Adherence to the mutation-centric paradigm, in the face of abundant evidence opposing it, is likely hindering progress in cancer research and therapeutic development. Tomasetti, Li, and Vogelstein propose that we should be able to limit the impact of cancers that they ascribe to R mutations by improving early detection and by reducing mutation occurrence, such as by improving DNA repair (1). Although early detection methods continue to have a huge impact on cancer mortality (e.g., for colon cancer), improving DNA repair is doubtfully a realistic or productive strategy. Evolutionary theory may suggest more fruitful approaches. The evolution of large and long-lived animals did not involve reductions in mutation rates, for example, human somatic cells have higher mutation rates than yeast and bacteria (26). Thus, we do not need to lower mutation frequency to prevent or treat cancer. A more effective strategy for cancer prevention could be to alter tissue landscapes to limit selection for the inevitable oncogenic mutations. Therapeutic strategies could be used to alter the selective value of cancer phenotypes by increasing the fitness of more benign phenotypes and/or disfavoring malignant genotypes through modulating tissue parameters, as has been shown for pH (27), oxygen levels (28), cytokines (5, 29), and the presence of senescent cells (30). In each case, treatments engendering a tissue microenvironment that better approached that of a young healthy individual, such as by ameliorating inflammation, reduced the selective value of malignant or aggressive genotypes and thus impaired cancer initiation and progression. Although preventing replication errors is not currently feasible, as these examples illustrate, we do possess the ability to manipulate microenvironmental parameters to limit cancer risk or favor more benign cancer phenotypes.
Disclosure of Potential Conflicts of Interest
No potential conflicts of interest were disclosed.
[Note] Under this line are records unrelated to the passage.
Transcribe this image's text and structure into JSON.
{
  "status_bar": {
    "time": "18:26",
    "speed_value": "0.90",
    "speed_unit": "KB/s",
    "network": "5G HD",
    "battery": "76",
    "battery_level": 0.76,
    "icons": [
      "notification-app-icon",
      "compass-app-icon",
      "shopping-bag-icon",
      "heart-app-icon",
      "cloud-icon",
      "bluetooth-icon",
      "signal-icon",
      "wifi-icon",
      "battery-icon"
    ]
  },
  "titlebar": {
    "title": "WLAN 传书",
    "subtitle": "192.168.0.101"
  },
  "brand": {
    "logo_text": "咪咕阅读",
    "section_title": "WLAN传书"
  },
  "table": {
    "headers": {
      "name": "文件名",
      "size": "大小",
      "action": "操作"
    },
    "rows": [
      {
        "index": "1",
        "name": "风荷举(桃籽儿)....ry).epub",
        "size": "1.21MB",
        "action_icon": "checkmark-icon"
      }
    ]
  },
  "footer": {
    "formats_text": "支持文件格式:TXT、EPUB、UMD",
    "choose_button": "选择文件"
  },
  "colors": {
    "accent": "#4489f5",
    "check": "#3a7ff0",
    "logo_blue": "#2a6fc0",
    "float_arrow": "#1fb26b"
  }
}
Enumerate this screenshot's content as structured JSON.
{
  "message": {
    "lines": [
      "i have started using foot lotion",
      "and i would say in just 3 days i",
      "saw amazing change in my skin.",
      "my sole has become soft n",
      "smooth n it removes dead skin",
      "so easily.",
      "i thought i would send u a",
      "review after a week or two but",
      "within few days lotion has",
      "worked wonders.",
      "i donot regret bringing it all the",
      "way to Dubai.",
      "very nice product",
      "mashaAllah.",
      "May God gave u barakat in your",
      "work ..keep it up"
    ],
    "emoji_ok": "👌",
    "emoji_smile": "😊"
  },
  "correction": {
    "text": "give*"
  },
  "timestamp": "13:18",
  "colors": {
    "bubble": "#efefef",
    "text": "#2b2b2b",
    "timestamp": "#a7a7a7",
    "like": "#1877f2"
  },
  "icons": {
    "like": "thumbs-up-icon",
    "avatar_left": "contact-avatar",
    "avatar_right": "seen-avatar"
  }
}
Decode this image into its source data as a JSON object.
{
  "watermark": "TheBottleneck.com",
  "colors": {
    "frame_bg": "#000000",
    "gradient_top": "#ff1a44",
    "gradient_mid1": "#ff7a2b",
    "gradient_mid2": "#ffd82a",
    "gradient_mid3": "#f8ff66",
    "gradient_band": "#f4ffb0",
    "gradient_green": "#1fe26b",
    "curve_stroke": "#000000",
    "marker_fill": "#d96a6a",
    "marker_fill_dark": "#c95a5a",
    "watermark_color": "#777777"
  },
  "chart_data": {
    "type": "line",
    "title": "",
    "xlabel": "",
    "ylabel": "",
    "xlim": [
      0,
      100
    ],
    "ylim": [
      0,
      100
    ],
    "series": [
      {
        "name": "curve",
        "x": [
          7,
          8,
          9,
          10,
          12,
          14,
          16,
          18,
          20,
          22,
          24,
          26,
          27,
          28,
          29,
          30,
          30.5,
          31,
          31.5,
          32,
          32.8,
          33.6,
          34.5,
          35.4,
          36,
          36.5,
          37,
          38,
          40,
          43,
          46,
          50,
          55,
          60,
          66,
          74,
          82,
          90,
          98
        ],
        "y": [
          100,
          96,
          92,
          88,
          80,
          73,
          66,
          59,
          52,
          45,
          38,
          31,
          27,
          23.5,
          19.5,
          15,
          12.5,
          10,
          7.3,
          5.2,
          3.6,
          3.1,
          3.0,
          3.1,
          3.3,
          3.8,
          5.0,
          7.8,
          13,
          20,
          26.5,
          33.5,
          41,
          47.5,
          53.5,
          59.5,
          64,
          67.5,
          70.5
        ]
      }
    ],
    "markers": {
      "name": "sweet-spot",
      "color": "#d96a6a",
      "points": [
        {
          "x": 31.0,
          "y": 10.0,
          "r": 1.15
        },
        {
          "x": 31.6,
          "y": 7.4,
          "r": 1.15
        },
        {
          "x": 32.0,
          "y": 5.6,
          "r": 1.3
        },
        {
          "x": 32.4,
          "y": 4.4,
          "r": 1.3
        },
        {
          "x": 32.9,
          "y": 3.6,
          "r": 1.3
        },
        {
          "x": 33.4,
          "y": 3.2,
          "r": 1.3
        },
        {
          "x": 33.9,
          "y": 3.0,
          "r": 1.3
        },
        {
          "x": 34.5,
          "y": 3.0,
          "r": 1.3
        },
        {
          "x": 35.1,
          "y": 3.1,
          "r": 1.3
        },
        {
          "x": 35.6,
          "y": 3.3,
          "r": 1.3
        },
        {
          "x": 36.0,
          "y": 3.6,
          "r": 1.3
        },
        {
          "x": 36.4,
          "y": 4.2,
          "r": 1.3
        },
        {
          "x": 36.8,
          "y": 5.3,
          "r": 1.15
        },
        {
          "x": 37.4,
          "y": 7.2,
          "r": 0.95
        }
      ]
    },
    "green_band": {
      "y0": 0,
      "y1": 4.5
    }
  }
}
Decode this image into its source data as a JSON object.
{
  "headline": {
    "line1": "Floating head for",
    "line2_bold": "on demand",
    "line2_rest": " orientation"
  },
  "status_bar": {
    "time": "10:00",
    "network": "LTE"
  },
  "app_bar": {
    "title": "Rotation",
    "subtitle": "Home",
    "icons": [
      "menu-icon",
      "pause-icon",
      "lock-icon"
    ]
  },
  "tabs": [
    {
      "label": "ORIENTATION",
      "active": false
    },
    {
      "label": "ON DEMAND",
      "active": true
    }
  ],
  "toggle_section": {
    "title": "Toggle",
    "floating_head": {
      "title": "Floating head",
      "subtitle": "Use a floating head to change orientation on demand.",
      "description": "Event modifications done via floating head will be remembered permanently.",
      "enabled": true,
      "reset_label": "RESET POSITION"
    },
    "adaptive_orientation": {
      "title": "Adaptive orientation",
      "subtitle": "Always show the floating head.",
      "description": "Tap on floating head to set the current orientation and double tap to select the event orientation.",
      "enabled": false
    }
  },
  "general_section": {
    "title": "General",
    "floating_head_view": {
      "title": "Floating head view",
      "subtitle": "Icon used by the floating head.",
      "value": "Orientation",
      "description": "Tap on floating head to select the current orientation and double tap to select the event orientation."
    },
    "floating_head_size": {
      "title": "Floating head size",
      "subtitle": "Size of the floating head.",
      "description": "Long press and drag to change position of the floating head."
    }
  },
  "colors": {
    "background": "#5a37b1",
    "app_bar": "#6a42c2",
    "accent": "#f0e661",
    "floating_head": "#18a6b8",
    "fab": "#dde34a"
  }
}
Mark Johnston, Mark Gregory, Hannah Scarborough, and Kelly Higa of the University of Colorado Anschutz Medical Campus provided valuable suggestions for the manuscript, and Andrii Rozhok prepared Fig. 2.
J. DeGregori was supported by NIH grant R01 CA180175.